== Work request ==
Among the entries below, find each line with "right" and show it.
- Opening Delimiter -
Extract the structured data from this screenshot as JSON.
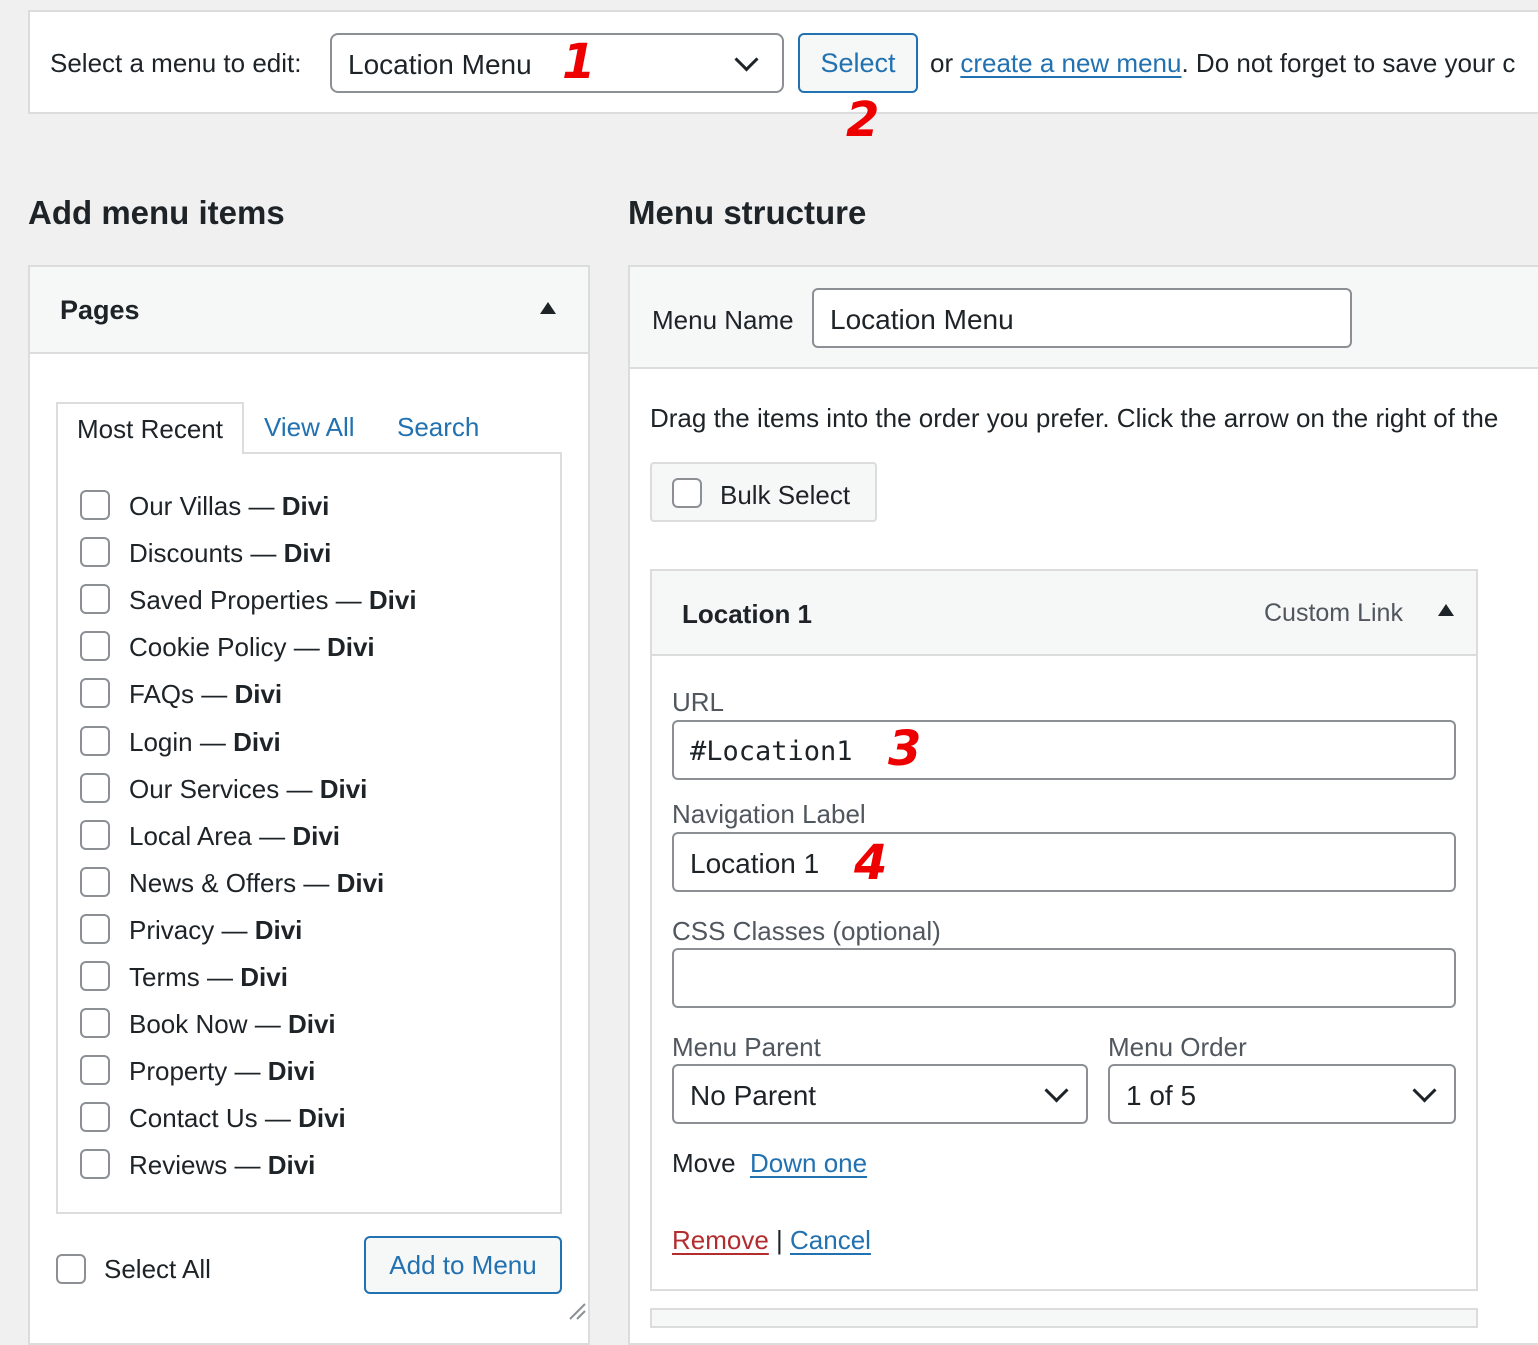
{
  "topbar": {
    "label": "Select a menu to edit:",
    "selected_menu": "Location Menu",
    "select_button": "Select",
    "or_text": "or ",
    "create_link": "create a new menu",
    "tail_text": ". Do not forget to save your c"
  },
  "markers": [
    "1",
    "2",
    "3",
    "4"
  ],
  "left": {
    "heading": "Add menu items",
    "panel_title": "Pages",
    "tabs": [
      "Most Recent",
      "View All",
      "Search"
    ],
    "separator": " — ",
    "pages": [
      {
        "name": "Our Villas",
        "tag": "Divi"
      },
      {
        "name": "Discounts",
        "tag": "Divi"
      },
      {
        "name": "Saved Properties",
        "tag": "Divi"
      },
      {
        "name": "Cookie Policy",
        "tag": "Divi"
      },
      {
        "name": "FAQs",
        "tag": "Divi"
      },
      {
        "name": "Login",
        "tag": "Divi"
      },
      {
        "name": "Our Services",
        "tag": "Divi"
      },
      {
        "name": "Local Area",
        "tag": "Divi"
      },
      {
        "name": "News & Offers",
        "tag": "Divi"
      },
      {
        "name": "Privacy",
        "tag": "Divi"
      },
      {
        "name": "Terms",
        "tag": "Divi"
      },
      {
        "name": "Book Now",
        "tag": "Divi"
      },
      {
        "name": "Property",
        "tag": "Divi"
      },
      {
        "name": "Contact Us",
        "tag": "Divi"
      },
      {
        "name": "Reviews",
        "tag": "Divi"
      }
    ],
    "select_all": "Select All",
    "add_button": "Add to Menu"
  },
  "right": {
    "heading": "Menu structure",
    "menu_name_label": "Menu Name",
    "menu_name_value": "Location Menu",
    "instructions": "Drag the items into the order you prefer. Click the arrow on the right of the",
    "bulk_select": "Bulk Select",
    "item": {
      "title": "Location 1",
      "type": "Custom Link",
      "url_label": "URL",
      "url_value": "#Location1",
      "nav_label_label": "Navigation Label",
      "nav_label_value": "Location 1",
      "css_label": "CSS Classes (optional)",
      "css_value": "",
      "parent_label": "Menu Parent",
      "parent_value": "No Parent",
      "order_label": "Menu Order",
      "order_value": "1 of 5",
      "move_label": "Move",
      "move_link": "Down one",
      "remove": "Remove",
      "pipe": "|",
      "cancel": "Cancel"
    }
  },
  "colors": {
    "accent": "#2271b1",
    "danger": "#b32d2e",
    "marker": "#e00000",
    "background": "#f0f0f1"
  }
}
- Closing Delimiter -
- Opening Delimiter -
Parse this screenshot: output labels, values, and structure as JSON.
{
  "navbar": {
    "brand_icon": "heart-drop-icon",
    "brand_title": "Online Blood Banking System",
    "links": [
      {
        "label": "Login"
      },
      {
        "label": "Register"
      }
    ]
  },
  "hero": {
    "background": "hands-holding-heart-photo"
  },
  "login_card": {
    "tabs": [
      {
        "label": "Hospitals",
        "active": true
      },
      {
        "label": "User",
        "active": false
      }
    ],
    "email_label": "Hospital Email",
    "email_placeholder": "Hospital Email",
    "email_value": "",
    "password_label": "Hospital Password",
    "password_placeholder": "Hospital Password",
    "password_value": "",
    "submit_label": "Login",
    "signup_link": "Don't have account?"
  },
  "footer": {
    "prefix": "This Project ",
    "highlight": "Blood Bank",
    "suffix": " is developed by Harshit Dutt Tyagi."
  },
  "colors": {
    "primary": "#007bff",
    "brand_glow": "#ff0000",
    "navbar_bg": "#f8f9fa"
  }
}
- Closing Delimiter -
== Exercise result ==
  "right": {
    "instructions": "Drag the items into the order you prefer. Click the arrow on the right of the",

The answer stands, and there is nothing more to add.